_TASK INPUTS_:
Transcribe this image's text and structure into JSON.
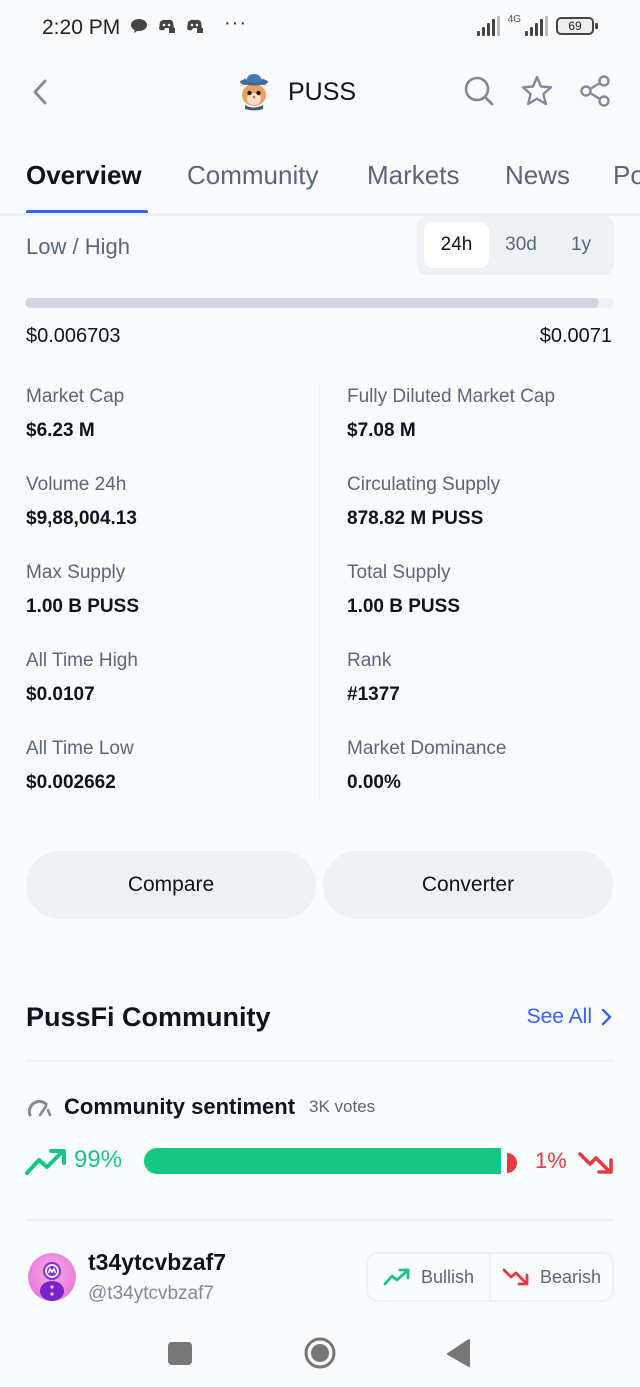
{
  "status_bar": {
    "time": "2:20 PM",
    "notification_icons": [
      "chat-bubble-icon",
      "discord-icon",
      "discord-icon"
    ],
    "more": "···",
    "network": "4G",
    "battery": "69"
  },
  "header": {
    "coin_symbol": "PUSS",
    "back_icon": "chevron-left-icon",
    "actions": [
      "search-icon",
      "star-icon",
      "share-icon"
    ]
  },
  "tabs": [
    {
      "label": "Overview",
      "active": true
    },
    {
      "label": "Community",
      "active": false
    },
    {
      "label": "Markets",
      "active": false
    },
    {
      "label": "News",
      "active": false
    },
    {
      "label": "Po",
      "active": false
    }
  ],
  "low_high": {
    "label": "Low / High",
    "ranges": [
      {
        "label": "24h",
        "active": true
      },
      {
        "label": "30d",
        "active": false
      },
      {
        "label": "1y",
        "active": false
      }
    ],
    "low": "$0.006703",
    "high": "$0.0071",
    "position_fraction": 0.975
  },
  "stats": {
    "left": [
      {
        "label": "Market Cap",
        "value": "$6.23 M"
      },
      {
        "label": "Volume 24h",
        "value": "$9,88,004.13"
      },
      {
        "label": "Max Supply",
        "value": "1.00 B PUSS"
      },
      {
        "label": "All Time High",
        "value": "$0.0107"
      },
      {
        "label": "All Time Low",
        "value": "$0.002662"
      }
    ],
    "right": [
      {
        "label": "Fully Diluted Market Cap",
        "value": "$7.08 M"
      },
      {
        "label": "Circulating Supply",
        "value": "878.82 M PUSS"
      },
      {
        "label": "Total Supply",
        "value": "1.00 B PUSS"
      },
      {
        "label": "Rank",
        "value": "#1377"
      },
      {
        "label": "Market Dominance",
        "value": "0.00%"
      }
    ]
  },
  "actions": {
    "compare": "Compare",
    "converter": "Converter"
  },
  "community": {
    "title": "PussFi Community",
    "see_all": "See All",
    "sentiment": {
      "title": "Community sentiment",
      "votes": "3K votes",
      "bullish_pct": "99%",
      "bearish_pct": "1%",
      "bullish_fraction": 0.99,
      "bullish_color": "#16c784",
      "bearish_color": "#ea3943"
    },
    "post": {
      "name": "t34ytcvbzaf7",
      "handle": "@t34ytcvbzaf7",
      "bullish_label": "Bullish",
      "bearish_label": "Bearish"
    }
  },
  "colors": {
    "accent": "#3861fb",
    "text_primary": "#0d1421",
    "text_secondary": "#58667e"
  },
  "nav_bar": [
    "recents-icon",
    "home-icon",
    "back-icon"
  ]
}
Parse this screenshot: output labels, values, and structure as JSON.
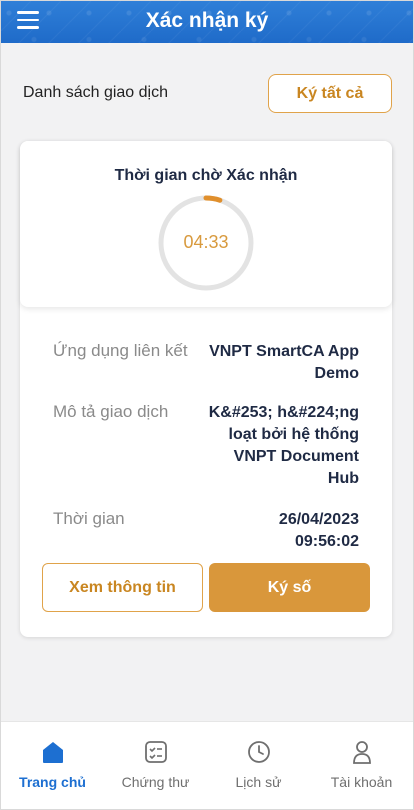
{
  "header": {
    "title": "Xác nhận ký",
    "menu_icon": "menu-icon"
  },
  "list": {
    "title": "Danh sách giao dịch",
    "sign_all_label": "Ký tất cả"
  },
  "timer": {
    "title": "Thời gian chờ Xác nhận",
    "value": "04:33",
    "progress_fraction": 0.05
  },
  "details": [
    {
      "label": "Ứng dụng liên kết",
      "value_lines": [
        "VNPT SmartCA App",
        "Demo"
      ]
    },
    {
      "label": "Mô tả giao dịch",
      "value_lines": [
        "K&#253; h&#224;ng",
        "loạt bởi hệ thống",
        "VNPT Document",
        "Hub"
      ]
    },
    {
      "label": "Thời gian",
      "value_lines": [
        "26/04/2023",
        "09:56:02"
      ]
    }
  ],
  "actions": {
    "view_label": "Xem thông tin",
    "sign_label": "Ký số"
  },
  "nav": [
    {
      "label": "Trang chủ",
      "icon": "home-icon",
      "active": true
    },
    {
      "label": "Chứng thư",
      "icon": "certificate-icon",
      "active": false
    },
    {
      "label": "Lịch sử",
      "icon": "clock-icon",
      "active": false
    },
    {
      "label": "Tài khoản",
      "icon": "user-icon",
      "active": false
    }
  ],
  "colors": {
    "primary": "#1d6fd1",
    "accent": "#d9973b"
  }
}
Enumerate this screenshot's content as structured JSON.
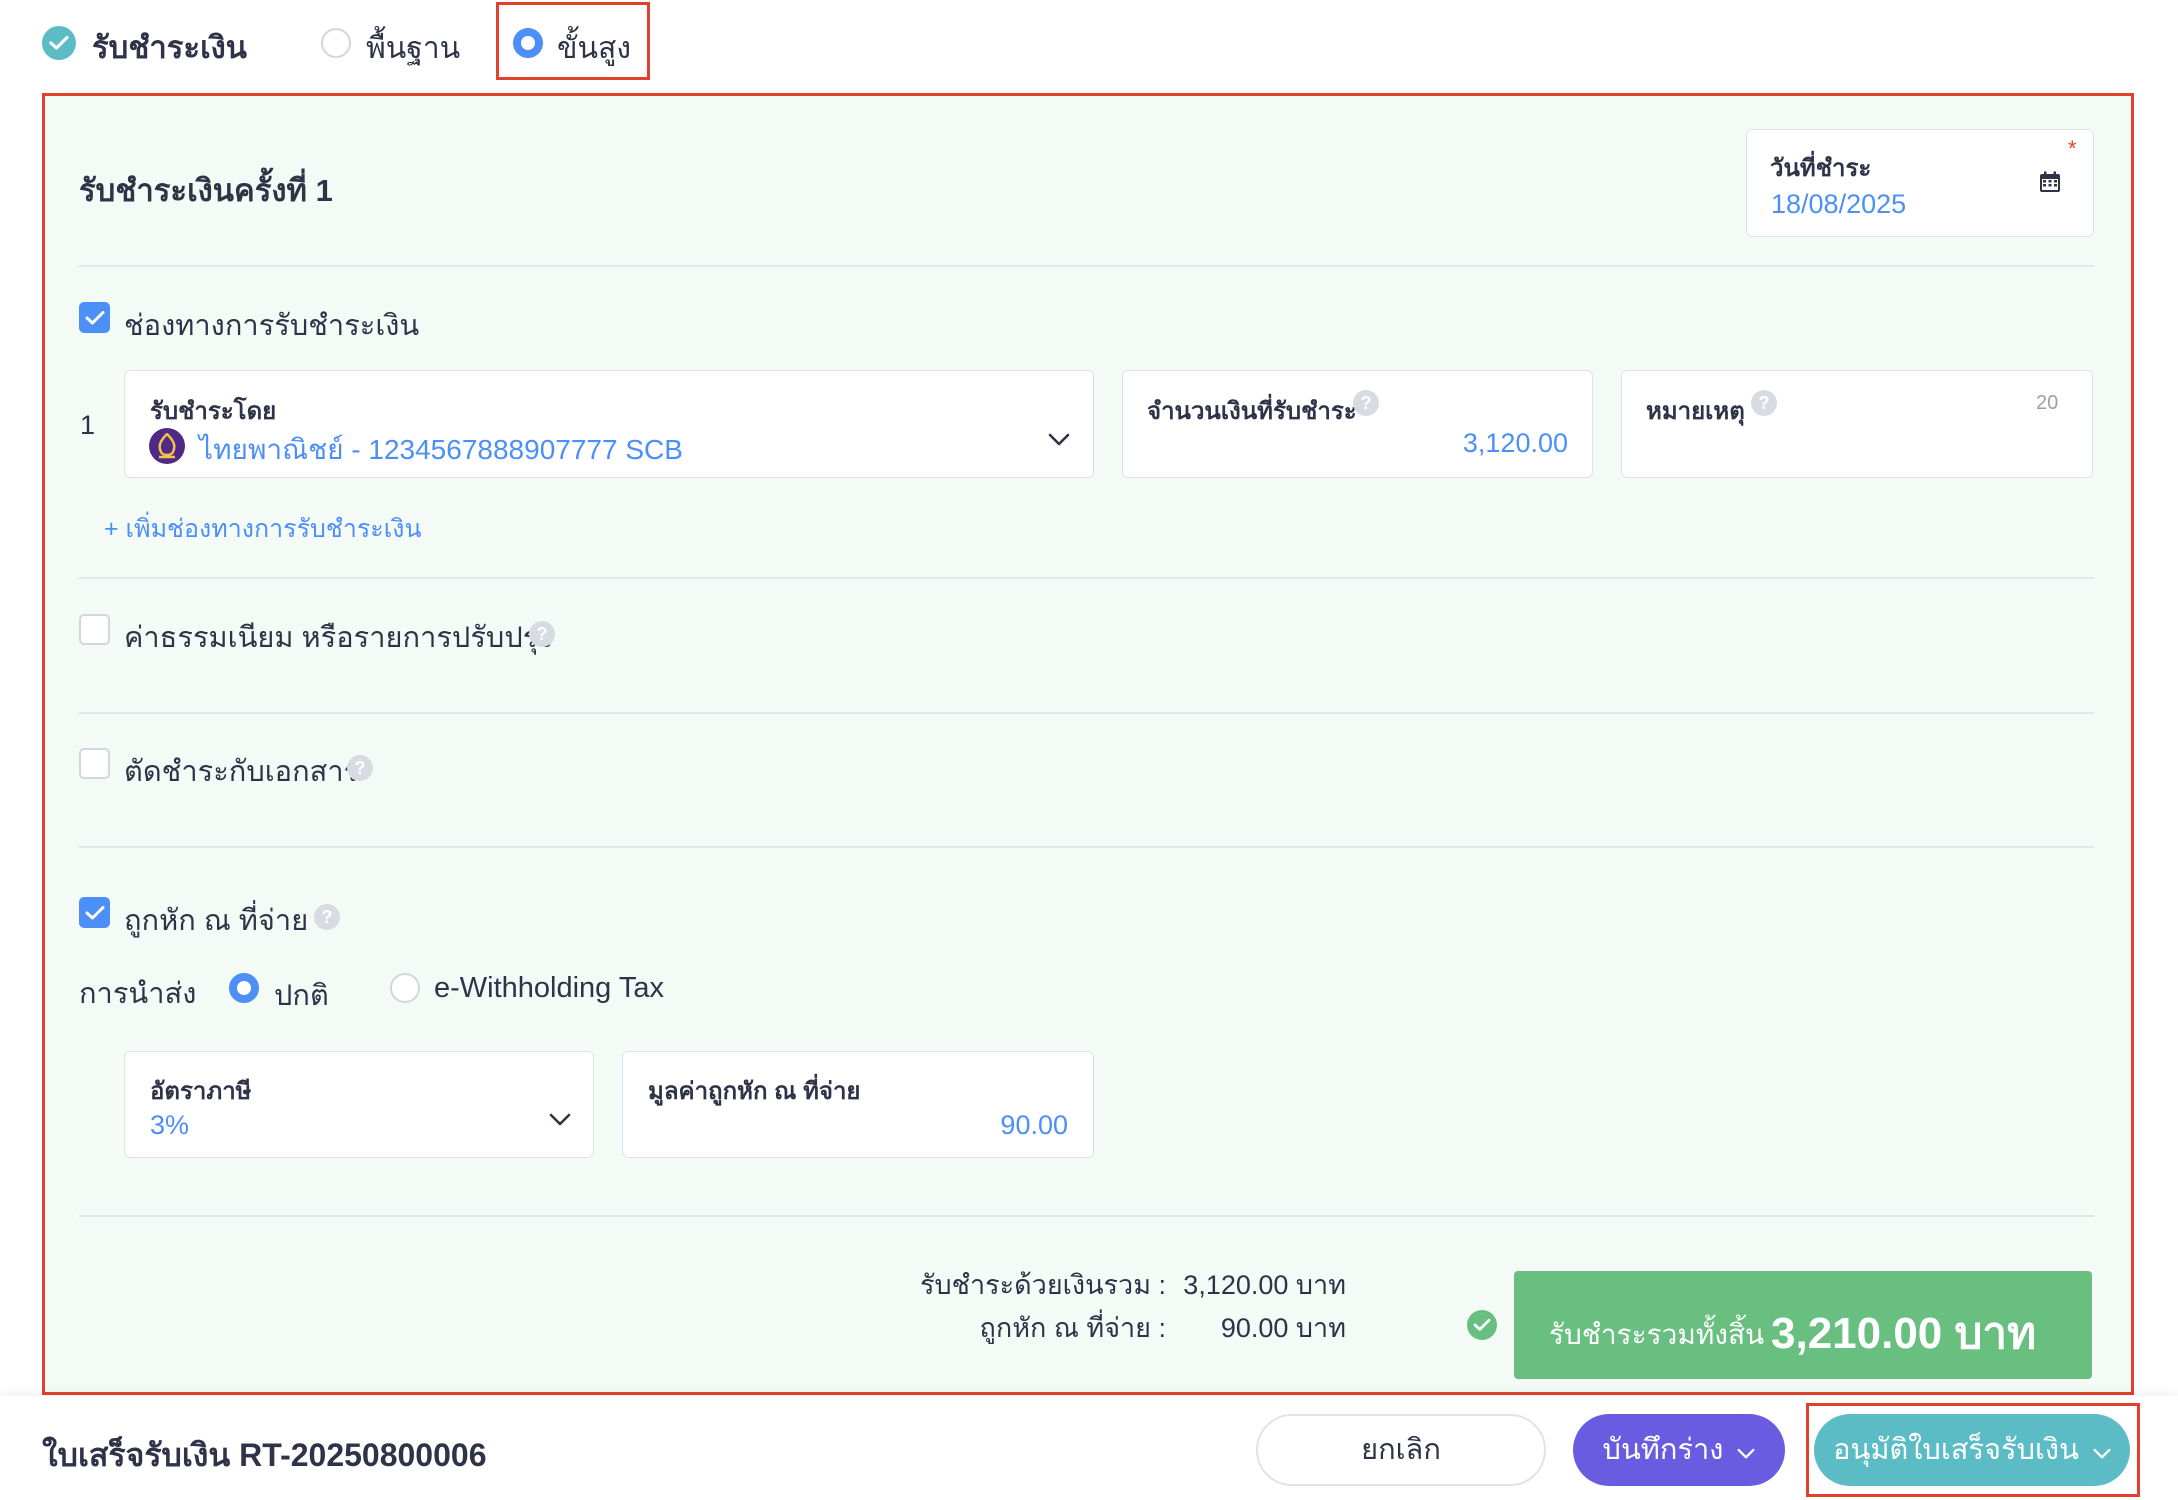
{
  "header": {
    "title": "รับชำระเงิน",
    "mode_basic": "พื้นฐาน",
    "mode_advanced": "ขั้นสูง",
    "selected_mode": "ขั้นสูง"
  },
  "payment": {
    "section_title": "รับชำระเงินครั้งที่ 1",
    "date_label": "วันที่ชำระ",
    "date_value": "18/08/2025",
    "required_mark": "*",
    "channels": {
      "label": "ช่องทางการรับชำระเงิน",
      "checked": true,
      "rows": [
        {
          "index": "1",
          "method_label": "รับชำระโดย",
          "method_value": "ไทยพาณิชย์ - 1234567888907777 SCB",
          "amount_label": "จำนวนเงินที่รับชำระ",
          "amount_value": "3,120.00",
          "note_label": "หมายเหตุ",
          "note_counter": "20"
        }
      ],
      "add_label": "+ เพิ่มช่องทางการรับชำระเงิน"
    },
    "fees": {
      "label": "ค่าธรรมเนียม หรือรายการปรับปรุง",
      "checked": false
    },
    "offset": {
      "label": "ตัดชำระกับเอกสาร",
      "checked": false
    },
    "withholding": {
      "label": "ถูกหัก ณ ที่จ่าย",
      "checked": true,
      "submission_label": "การนำส่ง",
      "option_normal": "ปกติ",
      "option_ewht": "e-Withholding Tax",
      "selected": "ปกติ",
      "rate_label": "อัตราภาษี",
      "rate_value": "3%",
      "amount_label": "มูลค่าถูกหัก ณ ที่จ่าย",
      "amount_value": "90.00"
    },
    "summary": {
      "cash_label": "รับชำระด้วยเงินรวม :",
      "cash_value": "3,120.00 บาท",
      "wht_label": "ถูกหัก ณ ที่จ่าย :",
      "wht_value": "90.00 บาท",
      "total_label": "รับชำระรวมทั้งสิ้น",
      "total_value": "3,210.00 บาท"
    }
  },
  "footer": {
    "document_title": "ใบเสร็จรับเงิน RT-20250800006",
    "cancel_label": "ยกเลิก",
    "draft_label": "บันทึกร่าง",
    "approve_label": "อนุมัติใบเสร็จรับเงิน"
  },
  "colors": {
    "accent_blue": "#4b8ff7",
    "teal": "#5bbcc6",
    "purple": "#6a5ce0",
    "green": "#68bf7f",
    "highlight_red": "#e2412e",
    "panel_bg": "#f4fbf7"
  },
  "icons": {
    "header_status": "check-circle-icon",
    "date": "calendar-icon",
    "dropdown": "chevron-down-icon",
    "help": "question-circle-icon",
    "bank": "scb-bank-logo",
    "summary_status": "check-circle-icon"
  }
}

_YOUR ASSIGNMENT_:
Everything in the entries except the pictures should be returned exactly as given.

_FINISHED EXERCISE_:
Transcribe this image's text and structure into JSON.
{
  "status_bar": {
    "time": "2:20 PM",
    "notification_icons": [
      "chat-bubble-icon",
      "discord-icon",
      "discord-icon"
    ],
    "more": "···",
    "network": "4G",
    "battery": "69"
  },
  "header": {
    "coin_symbol": "PUSS",
    "back_icon": "chevron-left-icon",
    "actions": [
      "search-icon",
      "star-icon",
      "share-icon"
    ]
  },
  "tabs": [
    {
      "label": "Overview",
      "active": true
    },
    {
      "label": "Community",
      "active": false
    },
    {
      "label": "Markets",
      "active": false
    },
    {
      "label": "News",
      "active": false
    },
    {
      "label": "Po",
      "active": false
    }
  ],
  "low_high": {
    "label": "Low / High",
    "ranges": [
      {
        "label": "24h",
        "active": true
      },
      {
        "label": "30d",
        "active": false
      },
      {
        "label": "1y",
        "active": false
      }
    ],
    "low": "$0.006703",
    "high": "$0.0071",
    "position_fraction": 0.975
  },
  "stats": {
    "left": [
      {
        "label": "Market Cap",
        "value": "$6.23 M"
      },
      {
        "label": "Volume 24h",
        "value": "$9,88,004.13"
      },
      {
        "label": "Max Supply",
        "value": "1.00 B PUSS"
      },
      {
        "label": "All Time High",
        "value": "$0.0107"
      },
      {
        "label": "All Time Low",
        "value": "$0.002662"
      }
    ],
    "right": [
      {
        "label": "Fully Diluted Market Cap",
        "value": "$7.08 M"
      },
      {
        "label": "Circulating Supply",
        "value": "878.82 M PUSS"
      },
      {
        "label": "Total Supply",
        "value": "1.00 B PUSS"
      },
      {
        "label": "Rank",
        "value": "#1377"
      },
      {
        "label": "Market Dominance",
        "value": "0.00%"
      }
    ]
  },
  "actions": {
    "compare": "Compare",
    "converter": "Converter"
  },
  "community": {
    "title": "PussFi Community",
    "see_all": "See All",
    "sentiment": {
      "title": "Community sentiment",
      "votes": "3K votes",
      "bullish_pct": "99%",
      "bearish_pct": "1%",
      "bullish_fraction": 0.99,
      "bullish_color": "#16c784",
      "bearish_color": "#ea3943"
    },
    "post": {
      "name": "t34ytcvbzaf7",
      "handle": "@t34ytcvbzaf7",
      "bullish_label": "Bullish",
      "bearish_label": "Bearish"
    }
  },
  "colors": {
    "accent": "#3861fb",
    "text_primary": "#0d1421",
    "text_secondary": "#58667e"
  },
  "nav_bar": [
    "recents-icon",
    "home-icon",
    "back-icon"
  ]
}
Parse this screenshot: output labels, values, and structure as JSON.
{
  "header": {
    "title": "Xác nhận ký",
    "menu_icon": "menu-icon"
  },
  "list": {
    "title": "Danh sách giao dịch",
    "sign_all_label": "Ký tất cả"
  },
  "timer": {
    "title": "Thời gian chờ Xác nhận",
    "value": "04:33",
    "progress_fraction": 0.05
  },
  "details": [
    {
      "label": "Ứng dụng liên kết",
      "value_lines": [
        "VNPT SmartCA App",
        "Demo"
      ]
    },
    {
      "label": "Mô tả giao dịch",
      "value_lines": [
        "K&#253; h&#224;ng",
        "loạt bởi hệ thống",
        "VNPT Document",
        "Hub"
      ]
    },
    {
      "label": "Thời gian",
      "value_lines": [
        "26/04/2023",
        "09:56:02"
      ]
    }
  ],
  "actions": {
    "view_label": "Xem thông tin",
    "sign_label": "Ký số"
  },
  "nav": [
    {
      "label": "Trang chủ",
      "icon": "home-icon",
      "active": true
    },
    {
      "label": "Chứng thư",
      "icon": "certificate-icon",
      "active": false
    },
    {
      "label": "Lịch sử",
      "icon": "clock-icon",
      "active": false
    },
    {
      "label": "Tài khoản",
      "icon": "user-icon",
      "active": false
    }
  ],
  "colors": {
    "primary": "#1d6fd1",
    "accent": "#d9973b"
  }
}
Enumerate this screenshot's content as structured JSON.
{
  "header": {
    "title": "รับชำระเงิน",
    "mode_basic": "พื้นฐาน",
    "mode_advanced": "ขั้นสูง",
    "selected_mode": "ขั้นสูง"
  },
  "payment": {
    "section_title": "รับชำระเงินครั้งที่ 1",
    "date_label": "วันที่ชำระ",
    "date_value": "18/08/2025",
    "required_mark": "*",
    "channels": {
      "label": "ช่องทางการรับชำระเงิน",
      "checked": true,
      "rows": [
        {
          "index": "1",
          "method_label": "รับชำระโดย",
          "method_value": "ไทยพาณิชย์ - 1234567888907777 SCB",
          "amount_label": "จำนวนเงินที่รับชำระ",
          "amount_value": "3,120.00",
          "note_label": "หมายเหตุ",
          "note_counter": "20"
        }
      ],
      "add_label": "+ เพิ่มช่องทางการรับชำระเงิน"
    },
    "fees": {
      "label": "ค่าธรรมเนียม หรือรายการปรับปรุง",
      "checked": false
    },
    "offset": {
      "label": "ตัดชำระกับเอกสาร",
      "checked": false
    },
    "withholding": {
      "label": "ถูกหัก ณ ที่จ่าย",
      "checked": true,
      "submission_label": "การนำส่ง",
      "option_normal": "ปกติ",
      "option_ewht": "e-Withholding Tax",
      "selected": "ปกติ",
      "rate_label": "อัตราภาษี",
      "rate_value": "3%",
      "amount_label": "มูลค่าถูกหัก ณ ที่จ่าย",
      "amount_value": "90.00"
    },
    "summary": {
      "cash_label": "รับชำระด้วยเงินรวม :",
      "cash_value": "3,120.00 บาท",
      "wht_label": "ถูกหัก ณ ที่จ่าย :",
      "wht_value": "90.00 บาท",
      "total_label": "รับชำระรวมทั้งสิ้น",
      "total_value": "3,210.00 บาท"
    }
  },
  "footer": {
    "document_title": "ใบเสร็จรับเงิน RT-20250800006",
    "cancel_label": "ยกเลิก",
    "draft_label": "บันทึกร่าง",
    "approve_label": "อนุมัติใบเสร็จรับเงิน"
  },
  "colors": {
    "accent_blue": "#4b8ff7",
    "teal": "#5bbcc6",
    "purple": "#6a5ce0",
    "green": "#68bf7f",
    "highlight_red": "#e2412e",
    "panel_bg": "#f4fbf7"
  },
  "icons": {
    "header_status": "check-circle-icon",
    "date": "calendar-icon",
    "dropdown": "chevron-down-icon",
    "help": "question-circle-icon",
    "bank": "scb-bank-logo",
    "summary_status": "check-circle-icon"
  }
}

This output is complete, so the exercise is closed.